When cancer enters an individual’s life

When cancer enters an individual’s life, it doesn’t just enter their lives and affects them, and it also enters the lives of their family members and their close friends. When a family member is diagnosed with cancer, it begins to affect all their relationships in many different ways. All of the family members can be affected. This includes children, adults, extended family, and grandparents. Often everyone has an opinion about the diagnosis. Different types of emotions occur within the family, emotions such as anger frustration to denial, and within one family they can have all these reactions. The impact of cancer on a family is best compared to the ripple effect, and the result of the illness, causing changes to the family’s identity and to the daily routines. All these changed that the family goes through have long-lasting effects, regardless of the disease’s outcome.
There are several concerns the family has, especially the primary caregiver, but the overall family will experience stress. According to Northouse and Peters-Golden, they concluded that these concerns are categorized into three essential areas (Northouse & Peters-Golden, 1993). The first and most significant concern that comes with cancer is the fear of what type of cancer, the degree, and it’s spread. Many spouses worry about the duration of the disease from the time of when it is first diagnosed to the outcome of the disease.

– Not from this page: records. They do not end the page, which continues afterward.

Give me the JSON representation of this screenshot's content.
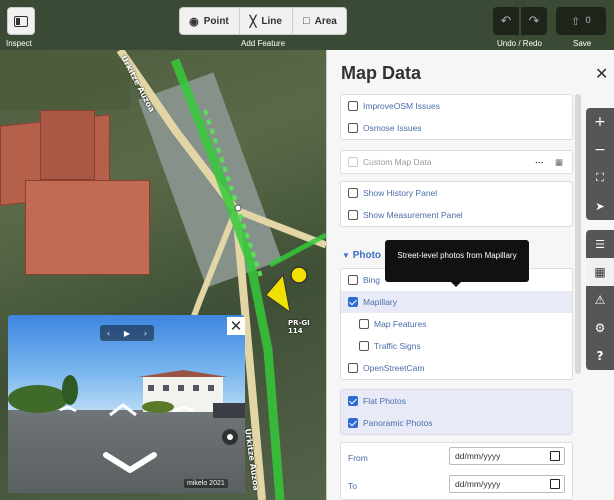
{
  "topbar": {
    "inspect_label": "Inspect",
    "add_feature_label": "Add Feature",
    "point_label": "Point",
    "line_label": "Line",
    "area_label": "Area",
    "undo_redo_label": "Undo / Redo",
    "save_label": "Save",
    "save_count": "0"
  },
  "map": {
    "road_label_1": "Urkitze Auzoa",
    "road_label_2": "Urkitze Auzoa",
    "trail_label": "PR-GI 114"
  },
  "viewer": {
    "credit": "mikelo 2021"
  },
  "panel": {
    "title": "Map Data",
    "section_photo": "Photo",
    "tooltip": "Street-level photos from Mapillary",
    "items": {
      "improveosm": "ImproveOSM Issues",
      "osmose": "Osmose Issues",
      "custom": "Custom Map Data",
      "history": "Show History Panel",
      "measurement": "Show Measurement Panel",
      "bing": "Bing",
      "mapillary": "Mapillary",
      "map_features": "Map Features",
      "traffic_signs": "Traffic Signs",
      "openstreetcam": "OpenStreetCam",
      "flat_photos": "Flat Photos",
      "panoramic_photos": "Panoramic Photos"
    },
    "from_label": "From",
    "to_label": "To",
    "date_placeholder": "dd/mm/yyyy"
  }
}
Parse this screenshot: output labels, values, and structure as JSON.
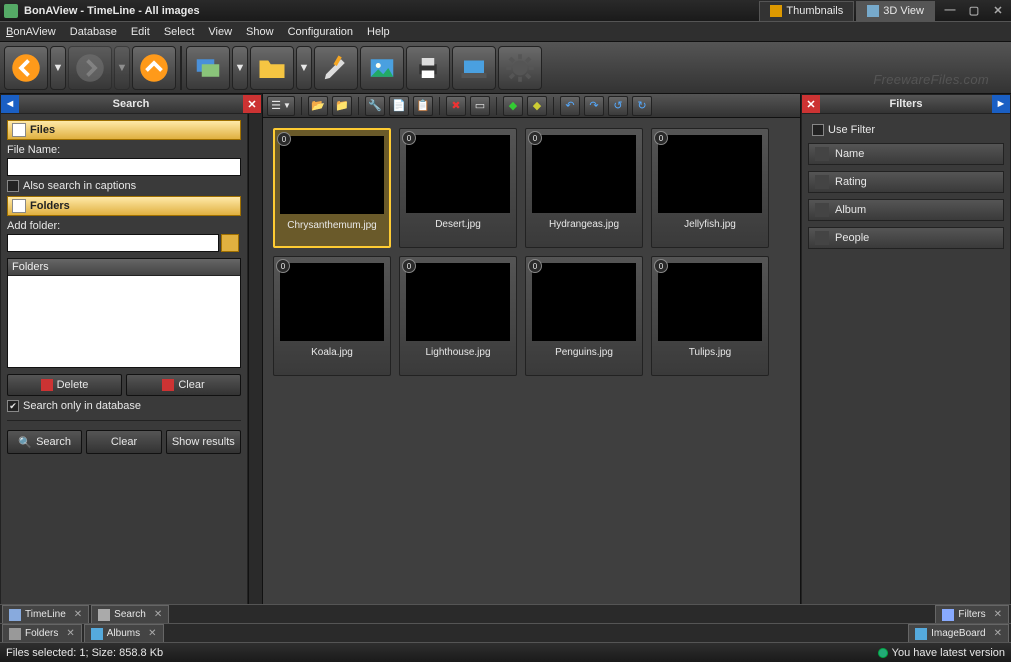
{
  "window": {
    "title": "BonAView - TimeLine - All images"
  },
  "view_tabs": {
    "thumbnails": "Thumbnails",
    "view3d": "3D View"
  },
  "menu": {
    "bonaview": "BonAView",
    "database": "Database",
    "edit": "Edit",
    "select": "Select",
    "view": "View",
    "show": "Show",
    "configuration": "Configuration",
    "help": "Help"
  },
  "toolbar_icons": [
    "back",
    "back-dd",
    "forward",
    "forward-dd",
    "up",
    "sep",
    "slideshow",
    "slideshow-dd",
    "folder",
    "folder-dd",
    "edit-tools",
    "image-adjust",
    "print",
    "scan",
    "gear"
  ],
  "search_panel": {
    "title": "Search",
    "files_section": "Files",
    "filename_label": "File Name:",
    "filename_value": "",
    "also_captions": "Also search in captions",
    "folders_section": "Folders",
    "addfolder_label": "Add folder:",
    "addfolder_value": "",
    "folders_header": "Folders",
    "delete_btn": "Delete",
    "clear_btn": "Clear",
    "search_only_db": "Search only in database",
    "search_btn": "Search",
    "clear2_btn": "Clear",
    "show_results_btn": "Show results"
  },
  "center_toolbar_icons": [
    "view-mode",
    "dd",
    "sep",
    "open",
    "open-loc",
    "sep",
    "tools",
    "copy",
    "paste",
    "sep",
    "delete",
    "rename",
    "sep",
    "tag-green",
    "tag-yellow",
    "sep",
    "undo",
    "redo",
    "rotate-left",
    "rotate-right"
  ],
  "thumbnails": [
    {
      "name": "Chrysanthemum.jpg",
      "selected": true,
      "klass": "t0"
    },
    {
      "name": "Desert.jpg",
      "selected": false,
      "klass": "t1"
    },
    {
      "name": "Hydrangeas.jpg",
      "selected": false,
      "klass": "t2"
    },
    {
      "name": "Jellyfish.jpg",
      "selected": false,
      "klass": "t3"
    },
    {
      "name": "Koala.jpg",
      "selected": false,
      "klass": "t4"
    },
    {
      "name": "Lighthouse.jpg",
      "selected": false,
      "klass": "t5"
    },
    {
      "name": "Penguins.jpg",
      "selected": false,
      "klass": "t6"
    },
    {
      "name": "Tulips.jpg",
      "selected": false,
      "klass": "t7"
    }
  ],
  "filters_panel": {
    "title": "Filters",
    "use_filter": "Use Filter",
    "cats": {
      "name": "Name",
      "rating": "Rating",
      "album": "Album",
      "people": "People"
    }
  },
  "bottom_tabs_left": [
    {
      "icon": "timeline",
      "label": "TimeLine"
    },
    {
      "icon": "search",
      "label": "Search"
    },
    {
      "icon": "folders",
      "label": "Folders"
    },
    {
      "icon": "albums",
      "label": "Albums"
    }
  ],
  "bottom_tabs_right": [
    {
      "icon": "filters",
      "label": "Filters"
    },
    {
      "icon": "imageboard",
      "label": "ImageBoard"
    }
  ],
  "status": {
    "left": "Files selected: 1; Size: 858.8 Kb",
    "right": "You have latest version"
  },
  "watermark": "FreewareFiles.com"
}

In a study of spousal caregivers, the study reported that the significant spouses’ concern was the fear of their spouse dies, even when the patients were essentially asymptomatic (Toseland, Blachard, & McCalion,1995). For example, women who are diagnosed with breast cancer and their husbands might have a lack of control or a feeling of helplessness. Both the women and their fear cancer itself more than losing their breast, this is because of the unpredictability and the heightened uncertainty of the course of the disease and the experience of the illness itself